*The task:*
Show each line of the data below that has the string "true" in it.
====== Provided records
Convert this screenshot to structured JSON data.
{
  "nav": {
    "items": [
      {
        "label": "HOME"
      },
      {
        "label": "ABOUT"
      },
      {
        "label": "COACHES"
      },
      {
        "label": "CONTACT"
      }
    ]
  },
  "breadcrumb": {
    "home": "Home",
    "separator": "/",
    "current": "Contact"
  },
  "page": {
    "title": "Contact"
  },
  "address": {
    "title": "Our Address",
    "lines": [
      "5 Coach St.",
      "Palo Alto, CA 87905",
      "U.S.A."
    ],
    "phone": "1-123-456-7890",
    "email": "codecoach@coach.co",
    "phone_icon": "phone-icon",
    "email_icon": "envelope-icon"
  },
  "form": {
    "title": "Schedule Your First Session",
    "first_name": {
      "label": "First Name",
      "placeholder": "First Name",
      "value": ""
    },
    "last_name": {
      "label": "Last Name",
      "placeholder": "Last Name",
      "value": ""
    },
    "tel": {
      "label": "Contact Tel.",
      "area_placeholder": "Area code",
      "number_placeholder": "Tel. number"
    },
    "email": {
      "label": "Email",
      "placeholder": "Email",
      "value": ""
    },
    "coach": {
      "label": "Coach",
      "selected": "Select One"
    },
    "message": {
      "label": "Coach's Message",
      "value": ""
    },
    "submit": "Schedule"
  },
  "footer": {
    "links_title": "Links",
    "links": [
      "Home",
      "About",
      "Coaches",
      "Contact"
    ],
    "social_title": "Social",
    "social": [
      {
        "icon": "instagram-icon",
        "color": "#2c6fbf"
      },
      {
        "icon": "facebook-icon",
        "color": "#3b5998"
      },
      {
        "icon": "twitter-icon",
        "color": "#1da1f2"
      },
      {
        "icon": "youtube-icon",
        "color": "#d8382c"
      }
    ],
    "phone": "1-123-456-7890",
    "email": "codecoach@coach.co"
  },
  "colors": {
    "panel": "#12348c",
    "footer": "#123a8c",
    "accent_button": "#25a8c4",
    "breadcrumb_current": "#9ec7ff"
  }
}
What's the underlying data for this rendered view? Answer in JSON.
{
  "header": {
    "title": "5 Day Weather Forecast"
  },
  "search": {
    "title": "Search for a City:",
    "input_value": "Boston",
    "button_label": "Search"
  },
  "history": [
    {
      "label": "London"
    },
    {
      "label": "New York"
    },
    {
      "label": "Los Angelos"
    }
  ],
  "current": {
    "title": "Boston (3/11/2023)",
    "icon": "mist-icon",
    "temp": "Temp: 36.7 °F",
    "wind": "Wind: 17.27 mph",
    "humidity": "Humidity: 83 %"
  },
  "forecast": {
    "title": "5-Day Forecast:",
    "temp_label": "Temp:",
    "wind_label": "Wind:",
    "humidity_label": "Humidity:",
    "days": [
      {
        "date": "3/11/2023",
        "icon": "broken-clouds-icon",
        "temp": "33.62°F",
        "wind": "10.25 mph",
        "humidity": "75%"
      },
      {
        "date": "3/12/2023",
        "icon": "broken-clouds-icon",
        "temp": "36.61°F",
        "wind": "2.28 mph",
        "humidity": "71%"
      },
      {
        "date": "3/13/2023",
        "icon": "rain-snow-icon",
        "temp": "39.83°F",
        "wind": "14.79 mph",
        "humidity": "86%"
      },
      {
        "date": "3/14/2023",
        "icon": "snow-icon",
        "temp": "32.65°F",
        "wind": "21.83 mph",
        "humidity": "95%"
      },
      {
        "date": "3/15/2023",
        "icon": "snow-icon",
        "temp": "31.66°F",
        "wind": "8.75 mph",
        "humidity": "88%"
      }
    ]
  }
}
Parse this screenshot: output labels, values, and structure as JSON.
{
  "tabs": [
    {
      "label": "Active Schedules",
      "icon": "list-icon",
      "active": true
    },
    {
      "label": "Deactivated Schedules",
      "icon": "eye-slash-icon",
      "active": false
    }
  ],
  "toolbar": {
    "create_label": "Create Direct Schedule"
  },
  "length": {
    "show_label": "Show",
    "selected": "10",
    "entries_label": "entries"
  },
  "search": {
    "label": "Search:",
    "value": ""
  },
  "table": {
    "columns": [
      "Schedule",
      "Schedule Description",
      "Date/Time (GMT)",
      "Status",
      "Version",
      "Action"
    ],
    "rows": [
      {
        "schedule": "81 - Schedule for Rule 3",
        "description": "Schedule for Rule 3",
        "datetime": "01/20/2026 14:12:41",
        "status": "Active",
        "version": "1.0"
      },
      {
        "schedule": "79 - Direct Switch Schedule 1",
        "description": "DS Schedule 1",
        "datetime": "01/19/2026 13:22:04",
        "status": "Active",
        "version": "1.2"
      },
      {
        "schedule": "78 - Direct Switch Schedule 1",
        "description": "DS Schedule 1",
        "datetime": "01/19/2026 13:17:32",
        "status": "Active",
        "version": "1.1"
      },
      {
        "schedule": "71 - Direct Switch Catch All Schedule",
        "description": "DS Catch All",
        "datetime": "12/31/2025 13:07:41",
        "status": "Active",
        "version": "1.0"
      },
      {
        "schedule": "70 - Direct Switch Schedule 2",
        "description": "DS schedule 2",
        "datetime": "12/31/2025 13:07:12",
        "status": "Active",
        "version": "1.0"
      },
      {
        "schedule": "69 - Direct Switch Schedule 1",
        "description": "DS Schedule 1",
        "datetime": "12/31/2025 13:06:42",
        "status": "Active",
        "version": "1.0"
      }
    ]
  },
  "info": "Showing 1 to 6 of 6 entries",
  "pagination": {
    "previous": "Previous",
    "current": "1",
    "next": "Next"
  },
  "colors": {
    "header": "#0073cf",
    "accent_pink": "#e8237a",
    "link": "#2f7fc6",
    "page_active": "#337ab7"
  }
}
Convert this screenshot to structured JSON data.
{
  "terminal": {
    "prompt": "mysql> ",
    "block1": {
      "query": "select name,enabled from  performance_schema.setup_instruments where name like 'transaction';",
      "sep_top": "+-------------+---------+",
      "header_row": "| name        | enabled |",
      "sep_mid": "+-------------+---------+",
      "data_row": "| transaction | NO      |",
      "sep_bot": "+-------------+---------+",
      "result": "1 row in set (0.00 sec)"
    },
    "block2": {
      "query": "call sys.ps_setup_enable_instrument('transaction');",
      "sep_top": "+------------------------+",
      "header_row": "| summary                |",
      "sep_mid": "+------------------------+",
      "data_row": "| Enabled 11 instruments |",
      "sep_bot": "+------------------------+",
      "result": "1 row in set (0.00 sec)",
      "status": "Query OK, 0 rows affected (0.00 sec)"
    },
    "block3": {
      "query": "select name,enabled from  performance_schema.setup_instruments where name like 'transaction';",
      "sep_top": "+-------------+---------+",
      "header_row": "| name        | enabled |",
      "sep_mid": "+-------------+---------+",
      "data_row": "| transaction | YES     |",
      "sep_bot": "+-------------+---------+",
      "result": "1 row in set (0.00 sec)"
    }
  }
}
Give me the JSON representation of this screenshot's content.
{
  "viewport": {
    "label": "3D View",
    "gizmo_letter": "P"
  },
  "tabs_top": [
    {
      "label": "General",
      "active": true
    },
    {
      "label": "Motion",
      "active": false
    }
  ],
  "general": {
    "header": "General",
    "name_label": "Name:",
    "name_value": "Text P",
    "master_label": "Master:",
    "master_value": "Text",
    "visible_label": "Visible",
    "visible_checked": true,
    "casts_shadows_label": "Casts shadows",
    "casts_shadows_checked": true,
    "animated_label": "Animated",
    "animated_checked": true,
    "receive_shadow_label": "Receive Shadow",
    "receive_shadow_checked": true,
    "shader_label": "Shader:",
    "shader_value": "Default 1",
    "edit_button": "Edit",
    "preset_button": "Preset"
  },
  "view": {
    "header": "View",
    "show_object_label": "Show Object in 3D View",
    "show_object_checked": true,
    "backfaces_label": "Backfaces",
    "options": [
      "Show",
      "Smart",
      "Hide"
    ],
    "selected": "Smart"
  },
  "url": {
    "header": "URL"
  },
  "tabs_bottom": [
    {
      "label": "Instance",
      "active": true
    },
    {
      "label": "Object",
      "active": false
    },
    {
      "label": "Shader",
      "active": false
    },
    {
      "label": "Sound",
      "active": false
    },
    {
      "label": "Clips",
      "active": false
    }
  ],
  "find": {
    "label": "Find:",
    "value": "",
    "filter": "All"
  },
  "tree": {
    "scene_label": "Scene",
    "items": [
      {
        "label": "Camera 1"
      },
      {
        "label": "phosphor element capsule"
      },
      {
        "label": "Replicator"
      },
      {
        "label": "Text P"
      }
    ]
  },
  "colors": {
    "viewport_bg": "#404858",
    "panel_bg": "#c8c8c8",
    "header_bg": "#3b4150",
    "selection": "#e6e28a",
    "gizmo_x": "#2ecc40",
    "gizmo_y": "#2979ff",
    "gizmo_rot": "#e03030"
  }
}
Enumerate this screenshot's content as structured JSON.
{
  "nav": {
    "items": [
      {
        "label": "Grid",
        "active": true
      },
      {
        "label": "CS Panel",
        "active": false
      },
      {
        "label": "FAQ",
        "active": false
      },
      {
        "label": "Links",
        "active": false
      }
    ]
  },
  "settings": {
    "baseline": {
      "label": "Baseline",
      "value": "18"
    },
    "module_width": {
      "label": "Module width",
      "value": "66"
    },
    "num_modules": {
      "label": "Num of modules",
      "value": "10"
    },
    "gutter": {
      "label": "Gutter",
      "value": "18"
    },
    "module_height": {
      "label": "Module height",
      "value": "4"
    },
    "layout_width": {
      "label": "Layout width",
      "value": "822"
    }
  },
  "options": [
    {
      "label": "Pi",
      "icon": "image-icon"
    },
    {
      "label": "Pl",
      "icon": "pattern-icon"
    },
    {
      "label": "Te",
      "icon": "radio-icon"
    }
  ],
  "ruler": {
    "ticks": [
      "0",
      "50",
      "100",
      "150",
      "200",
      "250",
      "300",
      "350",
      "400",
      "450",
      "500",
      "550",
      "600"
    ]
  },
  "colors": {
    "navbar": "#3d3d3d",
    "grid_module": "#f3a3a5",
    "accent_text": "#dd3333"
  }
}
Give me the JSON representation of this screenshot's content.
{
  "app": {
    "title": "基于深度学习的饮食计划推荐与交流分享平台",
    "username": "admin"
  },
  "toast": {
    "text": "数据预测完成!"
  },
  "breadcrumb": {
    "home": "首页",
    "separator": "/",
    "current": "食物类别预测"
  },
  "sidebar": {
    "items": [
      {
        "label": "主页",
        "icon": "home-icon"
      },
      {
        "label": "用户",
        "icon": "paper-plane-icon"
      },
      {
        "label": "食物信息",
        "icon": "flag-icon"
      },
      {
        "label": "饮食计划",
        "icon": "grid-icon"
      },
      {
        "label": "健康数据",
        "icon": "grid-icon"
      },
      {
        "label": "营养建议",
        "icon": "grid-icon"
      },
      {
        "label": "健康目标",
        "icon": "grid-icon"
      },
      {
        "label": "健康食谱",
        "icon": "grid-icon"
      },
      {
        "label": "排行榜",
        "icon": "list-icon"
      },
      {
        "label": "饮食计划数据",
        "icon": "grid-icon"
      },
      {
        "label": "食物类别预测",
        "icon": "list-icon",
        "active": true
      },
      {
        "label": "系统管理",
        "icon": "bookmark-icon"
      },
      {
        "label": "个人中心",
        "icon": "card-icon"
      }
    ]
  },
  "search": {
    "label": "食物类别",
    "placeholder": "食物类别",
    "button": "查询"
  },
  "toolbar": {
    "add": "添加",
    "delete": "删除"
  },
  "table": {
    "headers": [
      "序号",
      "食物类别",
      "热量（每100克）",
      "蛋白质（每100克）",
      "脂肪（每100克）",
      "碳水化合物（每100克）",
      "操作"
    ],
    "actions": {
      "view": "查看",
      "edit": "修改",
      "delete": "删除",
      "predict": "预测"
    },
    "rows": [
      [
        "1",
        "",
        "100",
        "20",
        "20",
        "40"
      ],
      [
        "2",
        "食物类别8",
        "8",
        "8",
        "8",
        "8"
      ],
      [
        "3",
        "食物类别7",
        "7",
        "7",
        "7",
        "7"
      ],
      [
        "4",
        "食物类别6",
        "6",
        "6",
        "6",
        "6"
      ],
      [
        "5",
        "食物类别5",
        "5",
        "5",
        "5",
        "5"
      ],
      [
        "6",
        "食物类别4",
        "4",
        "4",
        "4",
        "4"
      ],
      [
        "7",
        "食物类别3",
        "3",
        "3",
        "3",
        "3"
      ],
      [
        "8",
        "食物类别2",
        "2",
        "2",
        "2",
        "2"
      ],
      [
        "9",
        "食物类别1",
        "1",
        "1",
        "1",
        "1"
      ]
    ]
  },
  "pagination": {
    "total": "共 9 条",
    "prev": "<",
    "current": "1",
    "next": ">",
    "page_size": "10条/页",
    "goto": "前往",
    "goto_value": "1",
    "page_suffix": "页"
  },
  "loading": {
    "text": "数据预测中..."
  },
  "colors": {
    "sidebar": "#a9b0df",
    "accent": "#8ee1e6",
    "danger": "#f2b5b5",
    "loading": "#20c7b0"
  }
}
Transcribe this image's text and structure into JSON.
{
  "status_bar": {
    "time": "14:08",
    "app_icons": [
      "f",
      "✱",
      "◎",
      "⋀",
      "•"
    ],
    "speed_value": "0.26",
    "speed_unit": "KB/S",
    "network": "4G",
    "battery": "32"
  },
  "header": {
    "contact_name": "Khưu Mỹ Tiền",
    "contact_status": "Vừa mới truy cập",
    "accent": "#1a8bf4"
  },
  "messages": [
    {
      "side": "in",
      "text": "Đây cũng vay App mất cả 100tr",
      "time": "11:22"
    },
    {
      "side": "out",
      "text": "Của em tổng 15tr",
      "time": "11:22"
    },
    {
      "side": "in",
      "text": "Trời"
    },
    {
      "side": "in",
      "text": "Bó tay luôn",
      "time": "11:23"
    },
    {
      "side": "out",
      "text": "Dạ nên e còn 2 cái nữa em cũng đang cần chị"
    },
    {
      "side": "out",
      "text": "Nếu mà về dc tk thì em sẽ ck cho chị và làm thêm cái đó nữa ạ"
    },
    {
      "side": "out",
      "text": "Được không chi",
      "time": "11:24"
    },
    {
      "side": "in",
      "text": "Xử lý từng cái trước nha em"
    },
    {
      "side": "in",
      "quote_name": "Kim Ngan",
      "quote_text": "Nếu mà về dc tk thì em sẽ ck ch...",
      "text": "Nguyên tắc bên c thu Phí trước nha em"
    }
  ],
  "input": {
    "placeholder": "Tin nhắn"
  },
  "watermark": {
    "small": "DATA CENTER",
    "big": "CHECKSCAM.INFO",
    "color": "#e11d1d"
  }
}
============
*Completed exercise:*
      "active": true
      "active": true
    "visible_checked": true,
    "casts_shadows_checked": true,
    "animated_checked": true,
    "receive_shadow_checked": true,
    "show_object_checked": true,
      "active": true
        "active": true
        "active": true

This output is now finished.